Why do we have to suffer? Because we are caught up in a war between good and evil; and it is impossible to come through a war without someone getting hurt (and that might include us).

We will be glad to talk of our battles once they are over. Just now they are not over. We are still fighting on many fronts – our own concupiscence; dealing with divisions within the Church; dealing with the wider society, so intent on denying or ignoring the ways of God.

It is as certain as day follows night that good will prevail. The whole of creation is in God's hands; He holds all the cards.

If the power of evil appears unchecked it is only because God permits it.

As we go through the battles we grow in spiritual maturity. Our capacity to love, to endure, to understand – these are all increased; as is our trust in God.

We become strong enough to withstand misfortune, and we are able to trust in God even if the whole sky falls in on us, cf the experiences of Job.

God does not overtax us in practice, knowing that we are still learners in the spiritual life, but  at least on principle we would be able to survive, even if we suffered like Job.

By the grace of God we can overcome anything that comes in our path.

Thus we can negotiate the Cross and not be intimidated by it, knowing that the grace will be available, and that the Resurrection comes straight after.

The mountain-top experience enables us to see the whole of our lives in one scene. We rise above the details of the current crises, and see the whole picture, as God always could see.

We have a long history which has brought us this far. We do not know how much longer before God wraps up the whole proceedings, but it is our privilege to be able to be some part of the story.

We are small players on a big canvas; yet we are important in God's sight.

Assured of a glorious destiny if we hold on to the end, we proceed in confidence.

Life would be a lot easier than it is if more people would trust in God. This lack of trust, as a general state of things, is one part of the Cross we have to endure.

If we trust, we will be helping others to do the same.

It is Cross followed by glory; night followed by day. We will see better times.

Tuesday, 10 March 2020

Making a spiritual Communion

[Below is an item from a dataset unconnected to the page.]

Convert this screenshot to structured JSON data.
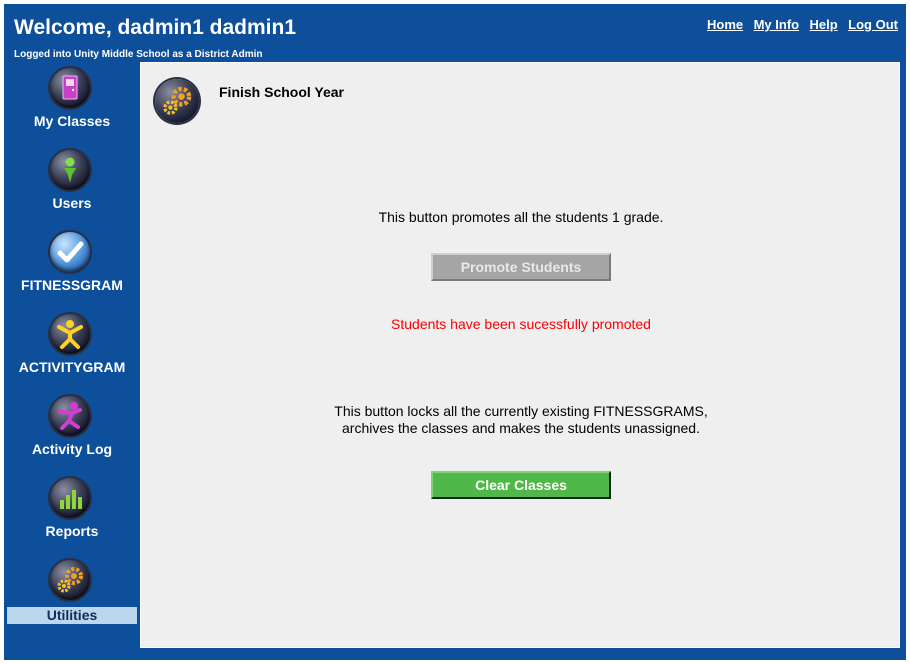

MY Jesus, I believe that Thou art present in the Blessed Sacrament. I love Thee above all things and I desire Thee in my soul. Since I cannot now receive Thee sacramentally, come at least spiritually into my heart. As though Thou wert already there, I embrace Thee and unite myself wholly to Thee; permit not that I should ever be separated from Thee. Amen.


AT Thy feet, O my Jesus, I prostrate myself and I offer Thee repentance of my contrite heart, which is humbled in its nothingness and in Thy holy presence. I adore Thee in the Sacrament of Thy love, the ineffable Eucharist. I desire to receive Thee into the poor dwelling that my heart offers Thee. While waiting for the happiness of sacramental communion, I wish to possess Thee in spirit. Come to me, O my Jesus, since I, for my part, am coming to Thee! May Thy love embrace my whole being in life and in death. I believe in Thee, I hope in Thee, I love Thee. Amen.